- DESCRIPTION OF THE TASK: Repeat the data that follows, word for word, without the images.

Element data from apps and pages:
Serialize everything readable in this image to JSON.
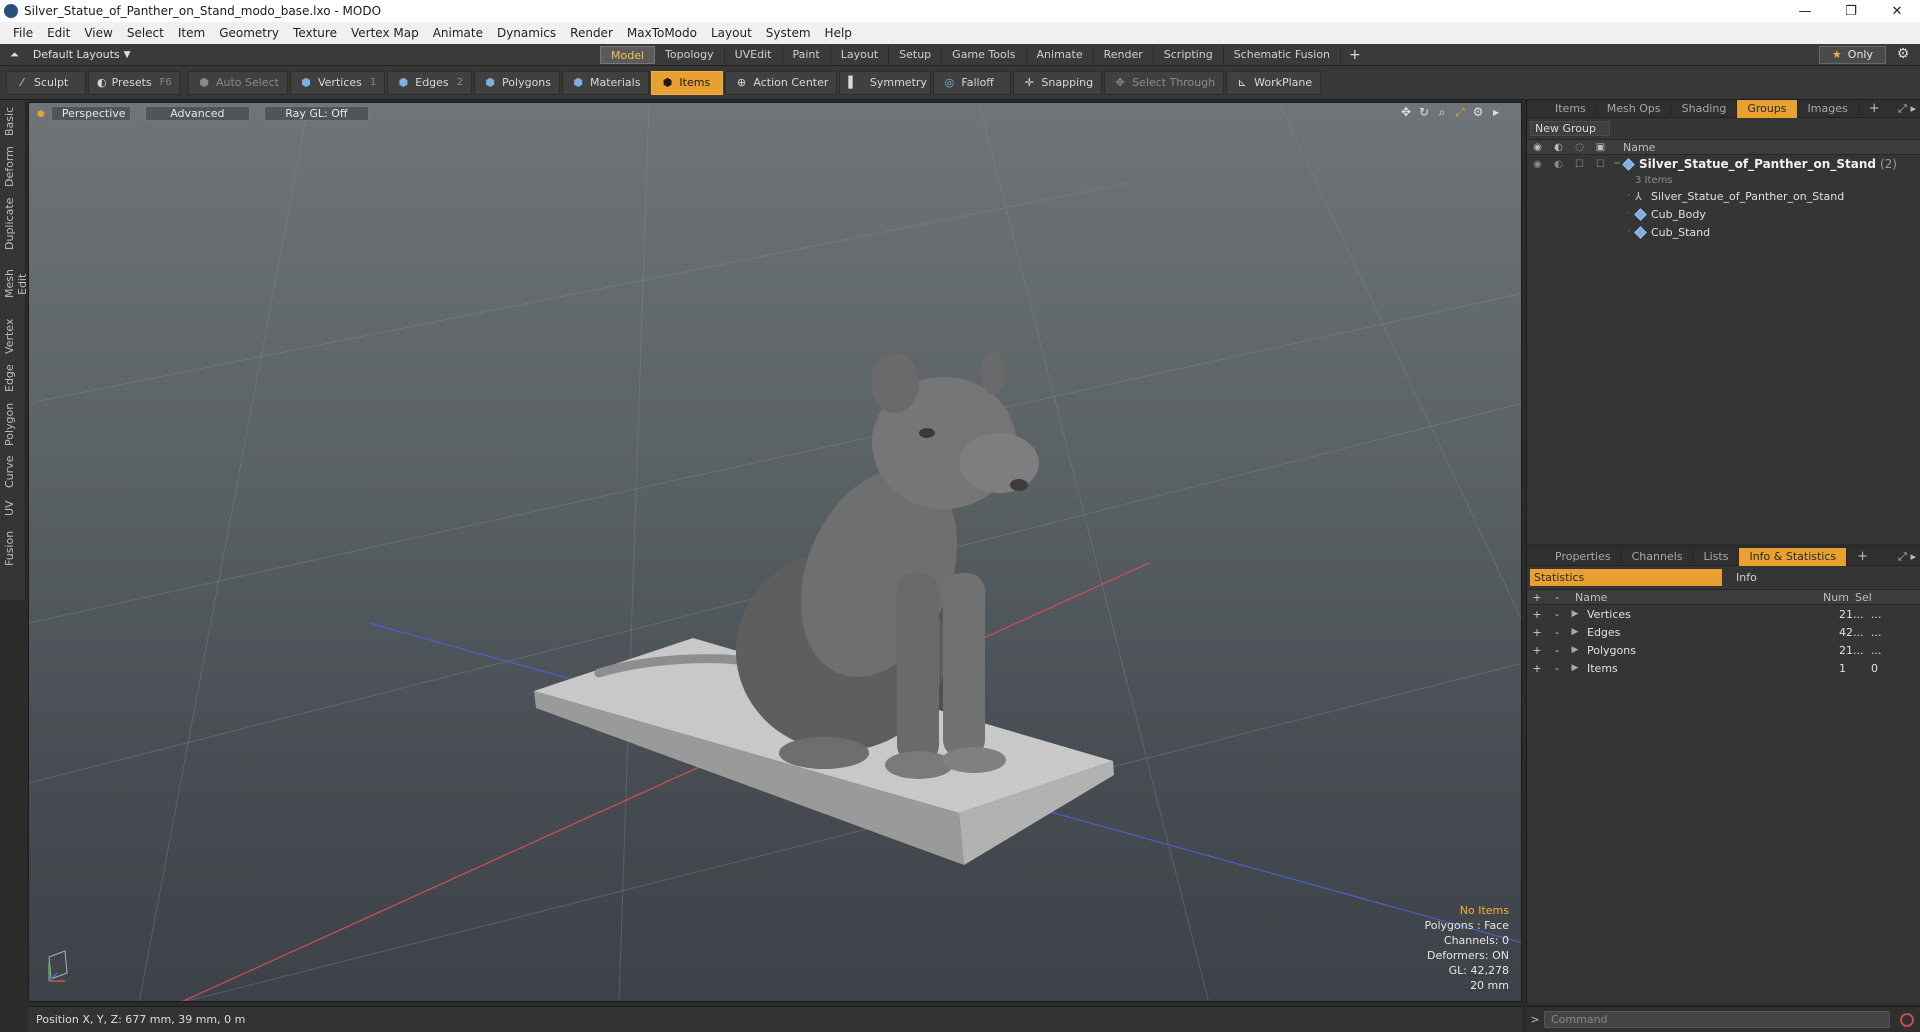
{
  "window": {
    "title": "Silver_Statue_of_Panther_on_Stand_modo_base.lxo - MODO",
    "minimize": "—",
    "maximize": "❐",
    "close": "✕"
  },
  "menu": [
    "File",
    "Edit",
    "View",
    "Select",
    "Item",
    "Geometry",
    "Texture",
    "Vertex Map",
    "Animate",
    "Dynamics",
    "Render",
    "MaxToModo",
    "Layout",
    "System",
    "Help"
  ],
  "layoutbar": {
    "layout_label": "Default Layouts",
    "tabs": [
      "Model",
      "Topology",
      "UVEdit",
      "Paint",
      "Layout",
      "Setup",
      "Game Tools",
      "Animate",
      "Render",
      "Scripting",
      "Schematic Fusion"
    ],
    "active_tab": "Model",
    "only_label": "Only"
  },
  "toolbar": {
    "sculpt": "Sculpt",
    "presets": "Presets",
    "presets_key": "F6",
    "auto_select": "Auto Select",
    "vertices": "Vertices",
    "vertices_key": "1",
    "edges": "Edges",
    "edges_key": "2",
    "polygons": "Polygons",
    "materials": "Materials",
    "items": "Items",
    "action_center": "Action Center",
    "symmetry": "Symmetry",
    "falloff": "Falloff",
    "snapping": "Snapping",
    "select_through": "Select Through",
    "workplane": "WorkPlane"
  },
  "left_tabs": [
    "Basic",
    "Deform",
    "Duplicate",
    "Mesh Edit",
    "Vertex",
    "Edge",
    "Polygon",
    "Curve",
    "UV",
    "Fusion"
  ],
  "viewport": {
    "view_mode": "Perspective",
    "shading": "Advanced",
    "raygl": "Ray GL: Off",
    "info": {
      "selection": "No Items",
      "polygons": "Polygons : Face",
      "channels": "Channels: 0",
      "deformers": "Deformers: ON",
      "gl": "GL: 42,278",
      "scale": "20 mm"
    }
  },
  "groups_panel": {
    "tabs": [
      "Items",
      "Mesh Ops",
      "Shading",
      "Groups",
      "Images"
    ],
    "active_tab": "Groups",
    "new_group": "New Group",
    "name_header": "Name",
    "group_name": "Silver_Statue_of_Panther_on_Stand",
    "group_count": "(2)",
    "group_items": "3 Items",
    "children": [
      "Silver_Statue_of_Panther_on_Stand",
      "Cub_Body",
      "Cub_Stand"
    ]
  },
  "stats_panel": {
    "tabs": [
      "Properties",
      "Channels",
      "Lists",
      "Info & Statistics"
    ],
    "active_tab": "Info & Statistics",
    "sub_tabs": [
      "Statistics",
      "Info"
    ],
    "headers": {
      "name": "Name",
      "num": "Num",
      "sel": "Sel"
    },
    "rows": [
      {
        "name": "Vertices",
        "num": "21...",
        "sel": "..."
      },
      {
        "name": "Edges",
        "num": "42...",
        "sel": "..."
      },
      {
        "name": "Polygons",
        "num": "21...",
        "sel": "..."
      },
      {
        "name": "Items",
        "num": "1",
        "sel": "0"
      }
    ]
  },
  "statusbar": {
    "position": "Position X, Y, Z:   677 mm, 39 mm, 0 m"
  },
  "command": {
    "placeholder": "Command"
  },
  "colors": {
    "accent": "#e8a030",
    "viewport_top": "#6e7478",
    "viewport_bottom": "#3c4247"
  }
}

- ANSWER TO THIS PROBLEM:
Serialize everything readable in this image to JSON.
{
  "window": {
    "title": "Silver_Statue_of_Panther_on_Stand_modo_base.lxo - MODO",
    "minimize": "—",
    "maximize": "❐",
    "close": "✕"
  },
  "menu": [
    "File",
    "Edit",
    "View",
    "Select",
    "Item",
    "Geometry",
    "Texture",
    "Vertex Map",
    "Animate",
    "Dynamics",
    "Render",
    "MaxToModo",
    "Layout",
    "System",
    "Help"
  ],
  "layoutbar": {
    "layout_label": "Default Layouts",
    "tabs": [
      "Model",
      "Topology",
      "UVEdit",
      "Paint",
      "Layout",
      "Setup",
      "Game Tools",
      "Animate",
      "Render",
      "Scripting",
      "Schematic Fusion"
    ],
    "active_tab": "Model",
    "only_label": "Only"
  },
  "toolbar": {
    "sculpt": "Sculpt",
    "presets": "Presets",
    "presets_key": "F6",
    "auto_select": "Auto Select",
    "vertices": "Vertices",
    "vertices_key": "1",
    "edges": "Edges",
    "edges_key": "2",
    "polygons": "Polygons",
    "materials": "Materials",
    "items": "Items",
    "action_center": "Action Center",
    "symmetry": "Symmetry",
    "falloff": "Falloff",
    "snapping": "Snapping",
    "select_through": "Select Through",
    "workplane": "WorkPlane"
  },
  "left_tabs": [
    "Basic",
    "Deform",
    "Duplicate",
    "Mesh Edit",
    "Vertex",
    "Edge",
    "Polygon",
    "Curve",
    "UV",
    "Fusion"
  ],
  "viewport": {
    "view_mode": "Perspective",
    "shading": "Advanced",
    "raygl": "Ray GL: Off",
    "info": {
      "selection": "No Items",
      "polygons": "Polygons : Face",
      "channels": "Channels: 0",
      "deformers": "Deformers: ON",
      "gl": "GL: 42,278",
      "scale": "20 mm"
    }
  },
  "groups_panel": {
    "tabs": [
      "Items",
      "Mesh Ops",
      "Shading",
      "Groups",
      "Images"
    ],
    "active_tab": "Groups",
    "new_group": "New Group",
    "name_header": "Name",
    "group_name": "Silver_Statue_of_Panther_on_Stand",
    "group_count": "(2)",
    "group_items": "3 Items",
    "children": [
      "Silver_Statue_of_Panther_on_Stand",
      "Cub_Body",
      "Cub_Stand"
    ]
  },
  "stats_panel": {
    "tabs": [
      "Properties",
      "Channels",
      "Lists",
      "Info & Statistics"
    ],
    "active_tab": "Info & Statistics",
    "sub_tabs": [
      "Statistics",
      "Info"
    ],
    "headers": {
      "name": "Name",
      "num": "Num",
      "sel": "Sel"
    },
    "rows": [
      {
        "name": "Vertices",
        "num": "21...",
        "sel": "..."
      },
      {
        "name": "Edges",
        "num": "42...",
        "sel": "..."
      },
      {
        "name": "Polygons",
        "num": "21...",
        "sel": "..."
      },
      {
        "name": "Items",
        "num": "1",
        "sel": "0"
      }
    ]
  },
  "statusbar": {
    "position": "Position X, Y, Z:   677 mm, 39 mm, 0 m"
  },
  "command": {
    "placeholder": "Command"
  },
  "colors": {
    "accent": "#e8a030",
    "viewport_top": "#6e7478",
    "viewport_bottom": "#3c4247"
  }
}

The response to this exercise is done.